Exercise instructions: Your job is to copy every line in the material containing the word "OAuth".
Segment Start: Data provided
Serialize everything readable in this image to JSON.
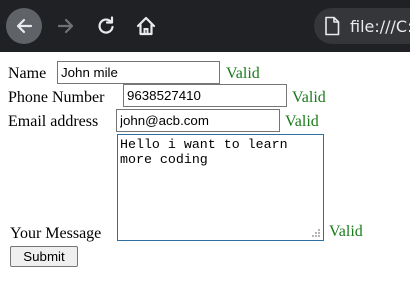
{
  "browser": {
    "address_text": "file:///C:",
    "colors": {
      "toolbar": "#202124",
      "address_bar": "#35363a",
      "back_hover": "#5f6368"
    },
    "icons": [
      "back-arrow-icon",
      "forward-arrow-icon",
      "reload-icon",
      "home-icon",
      "file-icon"
    ]
  },
  "form": {
    "name": {
      "label": "Name",
      "value": "John mile",
      "status": "Valid"
    },
    "phone": {
      "label": "Phone Number",
      "value": "9638527410",
      "status": "Valid"
    },
    "email": {
      "label": "Email address",
      "value": "john@acb.com",
      "status": "Valid"
    },
    "message": {
      "label": "Your Message",
      "value": "Hello i want to learn more coding",
      "status": "Valid"
    },
    "submit_label": "Submit",
    "valid_color": "#1a7a1a"
  }
}
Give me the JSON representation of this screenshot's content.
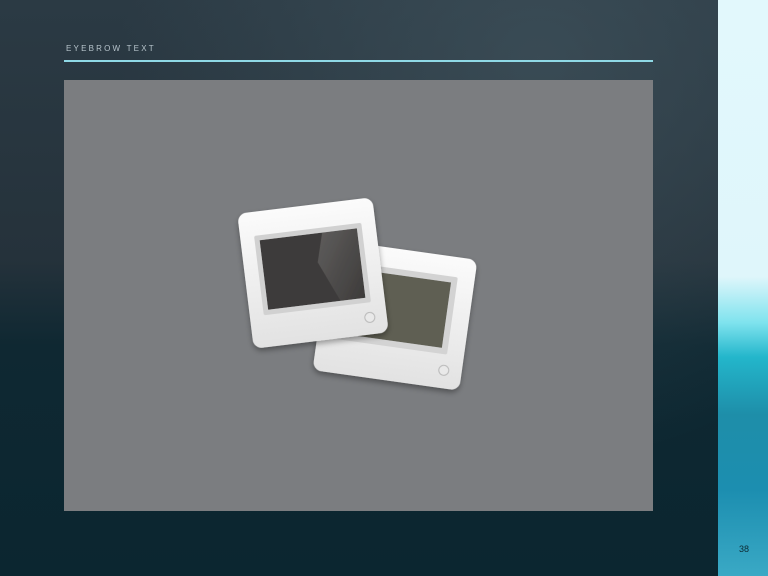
{
  "header": {
    "eyebrow": "EYEBROW TEXT"
  },
  "content": {
    "image_icon": "photo-slides-icon"
  },
  "footer": {
    "page_number": "38"
  },
  "colors": {
    "background": "#25323b",
    "accent_rule": "#8fd9e6",
    "image_placeholder": "#7b7d80",
    "side_panel_top": "#e2f8fc",
    "side_panel_bottom": "#1c8eb0"
  }
}
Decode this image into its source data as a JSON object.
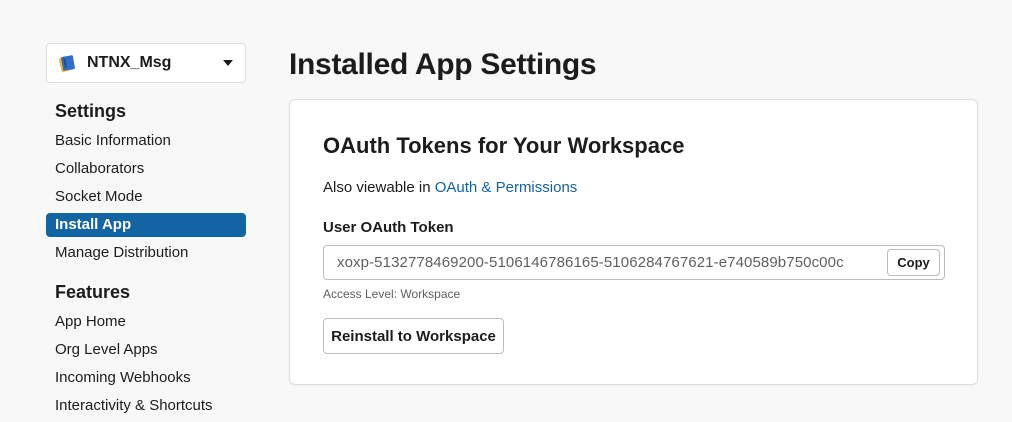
{
  "app_selector": {
    "app_name": "NTNX_Msg",
    "icon": "notebook-icon"
  },
  "sidebar": {
    "settings_heading": "Settings",
    "settings_items": [
      {
        "label": "Basic Information",
        "active": false
      },
      {
        "label": "Collaborators",
        "active": false
      },
      {
        "label": "Socket Mode",
        "active": false
      },
      {
        "label": "Install App",
        "active": true
      },
      {
        "label": "Manage Distribution",
        "active": false
      }
    ],
    "features_heading": "Features",
    "features_items": [
      {
        "label": "App Home"
      },
      {
        "label": "Org Level Apps"
      },
      {
        "label": "Incoming Webhooks"
      },
      {
        "label": "Interactivity & Shortcuts"
      }
    ]
  },
  "main": {
    "page_title": "Installed App Settings",
    "card": {
      "title": "OAuth Tokens for Your Workspace",
      "also_viewable_prefix": "Also viewable in ",
      "also_viewable_link": "OAuth & Permissions",
      "token_label": "User OAuth Token",
      "token_value": "xoxp-5132778469200-5106146786165-5106284767621-e740589b750c00c",
      "copy_label": "Copy",
      "access_level": "Access Level: Workspace",
      "reinstall_label": "Reinstall to Workspace"
    }
  },
  "colors": {
    "accent": "#1264a3",
    "background": "#f8f8f8",
    "text": "#1d1c1d"
  }
}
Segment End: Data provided
Solved exercise:
      "title": "OAuth Tokens for Your Workspace",
      "also_viewable_link": "OAuth & Permissions",
      "token_label": "User OAuth Token",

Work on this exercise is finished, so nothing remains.